▶ _RECORDED INFORMATION_
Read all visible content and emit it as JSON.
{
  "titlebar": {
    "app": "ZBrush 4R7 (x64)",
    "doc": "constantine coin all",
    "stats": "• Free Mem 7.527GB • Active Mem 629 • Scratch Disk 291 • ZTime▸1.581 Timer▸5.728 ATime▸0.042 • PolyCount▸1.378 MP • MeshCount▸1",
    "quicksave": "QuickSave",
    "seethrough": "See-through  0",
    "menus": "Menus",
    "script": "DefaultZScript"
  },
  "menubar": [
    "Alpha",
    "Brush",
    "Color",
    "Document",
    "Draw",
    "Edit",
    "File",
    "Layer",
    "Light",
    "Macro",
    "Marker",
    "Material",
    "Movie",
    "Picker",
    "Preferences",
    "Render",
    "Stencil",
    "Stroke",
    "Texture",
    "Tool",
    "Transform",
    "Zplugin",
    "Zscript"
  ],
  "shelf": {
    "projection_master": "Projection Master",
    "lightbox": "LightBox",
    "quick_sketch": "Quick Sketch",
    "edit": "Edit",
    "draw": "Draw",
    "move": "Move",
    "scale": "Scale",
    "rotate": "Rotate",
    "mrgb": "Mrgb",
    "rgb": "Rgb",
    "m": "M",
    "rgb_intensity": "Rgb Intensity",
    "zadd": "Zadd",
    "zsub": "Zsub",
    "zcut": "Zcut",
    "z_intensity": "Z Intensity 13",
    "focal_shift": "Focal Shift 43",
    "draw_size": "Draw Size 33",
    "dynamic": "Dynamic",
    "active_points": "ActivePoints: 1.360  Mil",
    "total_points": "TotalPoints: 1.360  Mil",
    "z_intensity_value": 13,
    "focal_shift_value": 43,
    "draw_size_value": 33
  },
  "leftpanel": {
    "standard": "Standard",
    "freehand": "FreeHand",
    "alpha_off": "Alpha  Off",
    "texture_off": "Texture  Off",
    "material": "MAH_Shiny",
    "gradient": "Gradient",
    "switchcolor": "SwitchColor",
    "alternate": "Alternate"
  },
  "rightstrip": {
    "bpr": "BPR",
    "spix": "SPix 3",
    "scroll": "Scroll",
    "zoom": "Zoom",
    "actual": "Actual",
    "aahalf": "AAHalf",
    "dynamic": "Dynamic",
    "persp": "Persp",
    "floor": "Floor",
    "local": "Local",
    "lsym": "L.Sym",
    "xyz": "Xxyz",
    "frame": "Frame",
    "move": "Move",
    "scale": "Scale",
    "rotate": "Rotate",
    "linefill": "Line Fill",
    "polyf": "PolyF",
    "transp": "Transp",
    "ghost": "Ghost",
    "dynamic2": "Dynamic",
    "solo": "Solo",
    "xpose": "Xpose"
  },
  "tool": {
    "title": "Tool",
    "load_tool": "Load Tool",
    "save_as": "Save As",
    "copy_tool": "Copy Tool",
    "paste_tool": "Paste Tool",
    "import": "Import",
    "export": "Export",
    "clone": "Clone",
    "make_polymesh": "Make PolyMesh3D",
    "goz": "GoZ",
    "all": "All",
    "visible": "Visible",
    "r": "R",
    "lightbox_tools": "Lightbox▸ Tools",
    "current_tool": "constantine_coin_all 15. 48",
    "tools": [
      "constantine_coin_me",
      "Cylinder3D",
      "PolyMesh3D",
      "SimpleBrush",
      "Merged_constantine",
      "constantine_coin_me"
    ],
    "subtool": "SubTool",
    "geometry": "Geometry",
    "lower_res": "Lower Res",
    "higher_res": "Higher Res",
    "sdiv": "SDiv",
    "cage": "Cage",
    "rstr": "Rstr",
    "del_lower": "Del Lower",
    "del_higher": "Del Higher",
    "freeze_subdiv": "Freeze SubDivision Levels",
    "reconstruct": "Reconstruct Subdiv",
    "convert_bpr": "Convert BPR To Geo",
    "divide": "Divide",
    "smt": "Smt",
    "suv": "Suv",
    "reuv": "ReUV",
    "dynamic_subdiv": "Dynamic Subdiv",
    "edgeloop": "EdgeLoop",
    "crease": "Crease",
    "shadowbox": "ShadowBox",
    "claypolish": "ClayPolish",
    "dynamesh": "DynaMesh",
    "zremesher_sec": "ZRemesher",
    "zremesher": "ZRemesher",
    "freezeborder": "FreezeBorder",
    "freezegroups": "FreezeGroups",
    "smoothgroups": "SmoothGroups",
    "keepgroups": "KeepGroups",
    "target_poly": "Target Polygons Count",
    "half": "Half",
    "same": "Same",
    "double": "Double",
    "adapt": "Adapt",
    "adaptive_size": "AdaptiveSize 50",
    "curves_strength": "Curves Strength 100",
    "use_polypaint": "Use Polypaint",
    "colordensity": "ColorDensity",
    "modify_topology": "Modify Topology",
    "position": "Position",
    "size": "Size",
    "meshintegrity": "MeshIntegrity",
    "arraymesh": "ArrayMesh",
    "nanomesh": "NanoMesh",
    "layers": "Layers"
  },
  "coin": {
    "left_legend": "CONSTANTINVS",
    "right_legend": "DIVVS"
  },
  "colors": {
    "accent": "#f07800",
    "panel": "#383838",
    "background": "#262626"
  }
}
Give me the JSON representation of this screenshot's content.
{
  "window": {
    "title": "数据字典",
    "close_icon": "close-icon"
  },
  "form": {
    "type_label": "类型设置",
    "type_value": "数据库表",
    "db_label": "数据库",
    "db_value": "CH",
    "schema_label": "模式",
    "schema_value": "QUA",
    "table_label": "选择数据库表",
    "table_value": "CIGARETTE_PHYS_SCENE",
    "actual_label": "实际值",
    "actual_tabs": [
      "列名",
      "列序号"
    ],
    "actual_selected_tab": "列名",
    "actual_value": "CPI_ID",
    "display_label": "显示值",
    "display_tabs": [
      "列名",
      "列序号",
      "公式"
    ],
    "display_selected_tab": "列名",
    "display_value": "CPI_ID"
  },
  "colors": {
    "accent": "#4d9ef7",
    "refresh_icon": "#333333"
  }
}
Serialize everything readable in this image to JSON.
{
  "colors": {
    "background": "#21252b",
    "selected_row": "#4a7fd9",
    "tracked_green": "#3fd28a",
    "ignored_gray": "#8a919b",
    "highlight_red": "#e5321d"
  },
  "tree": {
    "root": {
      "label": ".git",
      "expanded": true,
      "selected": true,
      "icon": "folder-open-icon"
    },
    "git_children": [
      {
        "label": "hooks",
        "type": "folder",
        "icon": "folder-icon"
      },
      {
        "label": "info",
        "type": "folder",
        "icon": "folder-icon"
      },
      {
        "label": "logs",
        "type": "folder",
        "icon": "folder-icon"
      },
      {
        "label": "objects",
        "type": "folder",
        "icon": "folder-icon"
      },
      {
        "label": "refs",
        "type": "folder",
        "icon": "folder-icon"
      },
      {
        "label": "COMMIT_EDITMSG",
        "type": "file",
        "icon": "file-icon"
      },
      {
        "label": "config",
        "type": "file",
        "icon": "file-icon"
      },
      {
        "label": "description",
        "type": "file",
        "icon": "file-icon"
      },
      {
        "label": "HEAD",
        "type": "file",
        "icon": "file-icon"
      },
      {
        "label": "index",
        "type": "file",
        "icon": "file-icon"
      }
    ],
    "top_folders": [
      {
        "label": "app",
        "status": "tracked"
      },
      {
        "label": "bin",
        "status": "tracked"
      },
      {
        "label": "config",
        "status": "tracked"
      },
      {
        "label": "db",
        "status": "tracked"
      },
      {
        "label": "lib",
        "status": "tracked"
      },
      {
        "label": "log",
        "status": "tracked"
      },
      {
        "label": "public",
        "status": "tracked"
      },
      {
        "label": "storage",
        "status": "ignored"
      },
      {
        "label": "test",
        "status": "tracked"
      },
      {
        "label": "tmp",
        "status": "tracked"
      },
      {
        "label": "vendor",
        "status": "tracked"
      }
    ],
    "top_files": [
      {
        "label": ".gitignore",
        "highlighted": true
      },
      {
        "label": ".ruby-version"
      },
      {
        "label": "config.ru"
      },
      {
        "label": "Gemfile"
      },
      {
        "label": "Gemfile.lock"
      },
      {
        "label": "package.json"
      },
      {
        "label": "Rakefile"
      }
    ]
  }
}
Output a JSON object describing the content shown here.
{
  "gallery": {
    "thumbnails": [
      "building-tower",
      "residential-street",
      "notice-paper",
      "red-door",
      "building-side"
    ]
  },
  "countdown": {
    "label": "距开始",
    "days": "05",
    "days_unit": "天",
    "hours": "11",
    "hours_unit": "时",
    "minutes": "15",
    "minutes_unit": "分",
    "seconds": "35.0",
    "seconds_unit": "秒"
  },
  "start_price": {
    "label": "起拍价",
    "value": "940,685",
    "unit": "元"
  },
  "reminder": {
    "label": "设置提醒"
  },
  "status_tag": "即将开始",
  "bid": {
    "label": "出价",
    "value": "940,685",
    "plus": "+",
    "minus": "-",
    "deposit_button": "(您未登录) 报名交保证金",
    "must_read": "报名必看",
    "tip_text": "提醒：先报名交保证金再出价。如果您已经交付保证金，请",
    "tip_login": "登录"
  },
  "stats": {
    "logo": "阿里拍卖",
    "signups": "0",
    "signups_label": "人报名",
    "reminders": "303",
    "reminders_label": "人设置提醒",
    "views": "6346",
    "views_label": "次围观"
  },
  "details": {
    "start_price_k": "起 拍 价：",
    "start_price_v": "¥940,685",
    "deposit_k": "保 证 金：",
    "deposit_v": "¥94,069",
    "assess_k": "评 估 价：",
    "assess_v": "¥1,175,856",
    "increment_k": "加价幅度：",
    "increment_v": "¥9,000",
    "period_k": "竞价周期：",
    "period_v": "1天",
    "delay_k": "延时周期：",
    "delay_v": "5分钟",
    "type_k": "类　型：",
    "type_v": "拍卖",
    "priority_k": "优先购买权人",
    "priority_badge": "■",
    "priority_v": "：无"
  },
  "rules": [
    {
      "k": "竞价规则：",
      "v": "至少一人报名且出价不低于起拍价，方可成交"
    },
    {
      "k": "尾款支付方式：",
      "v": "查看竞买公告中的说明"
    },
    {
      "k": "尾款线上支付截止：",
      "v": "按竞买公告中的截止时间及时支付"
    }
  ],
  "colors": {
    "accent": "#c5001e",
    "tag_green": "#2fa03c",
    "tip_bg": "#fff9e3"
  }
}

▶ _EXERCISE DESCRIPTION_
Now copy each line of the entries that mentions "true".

▶ _TASK OUTPUT_
      "expanded": true,
      "selected": true,
        "highlighted": true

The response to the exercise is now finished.